March 31, 2021 - Video issues with AVRs is common for all installers in the AV industry, every single day the AVPro Edge tech support department takes multiple calls that end up being an AVR as the troubled spot in the installation.
AVRs are built to handle the highest audio codecs on the market, Dolby Atmos, DTS-X, beyond 8 channels audio is a breeze for AVR’s from most brands. However, those same AVR’s often struggle with varying types of HDMI signals. Bandwidth is hard to manage and video bandwidth takes up much more data than audio, in turn some chipset’s inside the AVR’s are not able to process these 4K and HDR video signals.
When dealing with high bandwidth content the HDMI processing boards in AVRs have a hard time switching not only between different resolutions, but most importantly HDCP types. Customers often get a solid black screen or no signal to their display when switching between HDCP 1.4 and HDCP 2.2. Even the highest-end AVRs can potentially experience this issue. When a customer switches between a lower res source like a cable box or NVR camera system, to a higher res source like an apple TV, Roku, kscape, they can easily lose picture and not be able to regain picture without power cycling devices in the video route.
An example of a great solution to separating video distribution from your AVR audio system is the AC-MX42-AUHD or AC-MX82-AUHD. These devices can handle up to 8 high bandwidth video sources right along side those less taxing sources. The two mentioned matrices have two HDMI outputs, one of which as the ability to downscale 4k to 1080p but leave the audio signals completely unimpeded.
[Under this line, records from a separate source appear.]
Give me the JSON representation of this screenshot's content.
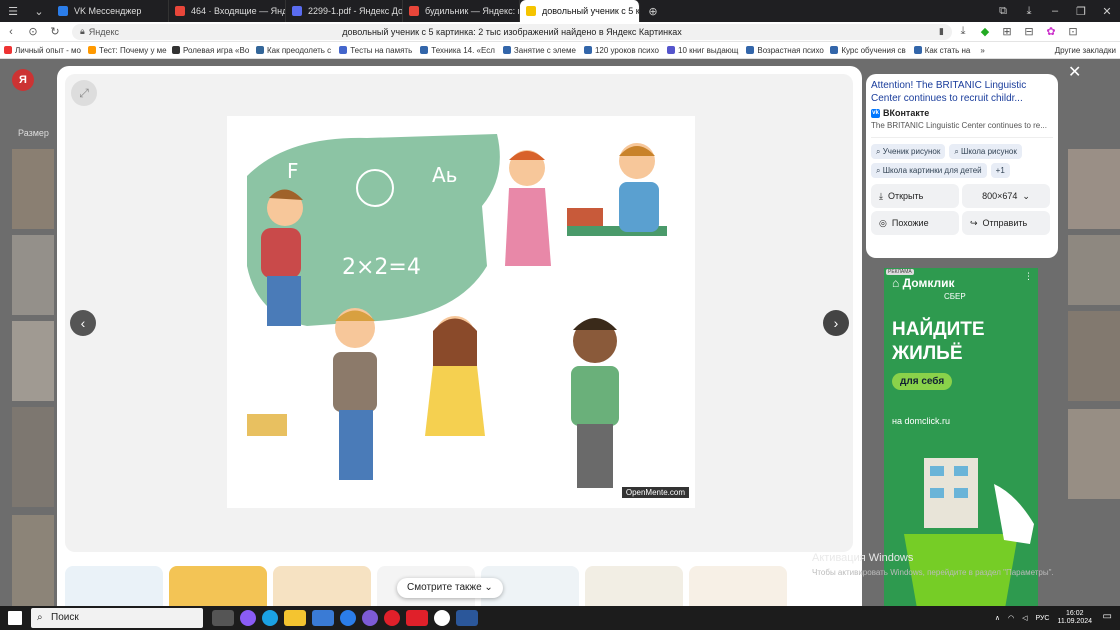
{
  "tabs": [
    {
      "label": "VK Мессенджер",
      "color": "#2b7de9"
    },
    {
      "label": "464 · Входящие — Яндекс",
      "color": "#e8463a"
    },
    {
      "label": "2299-1.pdf - Яндекс Доку",
      "color": "#5a6cf0"
    },
    {
      "label": "будильник — Яндекс: наш",
      "color": "#e8463a"
    },
    {
      "label": "довольный ученик с 5 к",
      "color": "#f5c400",
      "active": true
    }
  ],
  "address": {
    "site": "Яндекс",
    "title": "довольный ученик с 5 картинка: 2 тыс изображений найдено в Яндекс Картинках"
  },
  "bookmarks": [
    "Личный опыт - мо",
    "Тест: Почему у ме",
    "Ролевая игра «Во",
    "Как преодолеть с",
    "Тесты на память",
    "Техника 14. «Есл",
    "Занятие с элеме",
    "120 уроков психо",
    "10 книг выдающ",
    "Возрастная психо",
    "Курс обучения св",
    "Как стать на"
  ],
  "bookmarks_other": "Другие закладки",
  "page": {
    "size_filter": "Размер",
    "logo": "Я"
  },
  "viewer": {
    "watermark": "OpenMente.com",
    "see_also": "Смотрите также"
  },
  "side": {
    "title": "Attention! The BRITANIC Linguistic Center continues to recruit childr...",
    "source": "ВКонтакте",
    "desc": "The BRITANIC Linguistic Center continues to re...",
    "chips": [
      "Ученик рисунок",
      "Школа рисунок",
      "Школа картинки для детей",
      "+1"
    ],
    "open_label": "Открыть",
    "size_label": "800×674",
    "similar_label": "Похожие",
    "send_label": "Отправить"
  },
  "ad": {
    "tag": "РЕКЛАМА",
    "logo": "Домклик",
    "sub": "СБЕР",
    "headline": "НАЙДИТЕ\nЖИЛЬЁ",
    "pill": "для себя",
    "url": "на domclick.ru"
  },
  "activation": {
    "line1": "Активация Windows",
    "line2": "Чтобы активировать Windows, перейдите в раздел \"Параметры\"."
  },
  "taskbar": {
    "search": "Поиск",
    "lang": "РУС",
    "time": "16:02",
    "date": "11.09.2024"
  }
}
This allows the customer to send one uncompressed video signal to their display/projector, and the downscaled port can send HDMI bitstream audio to the AVR while keeping the resolution at a maximum resolution of 1080p to reduce bandwidth and give your AVR a fighting chance.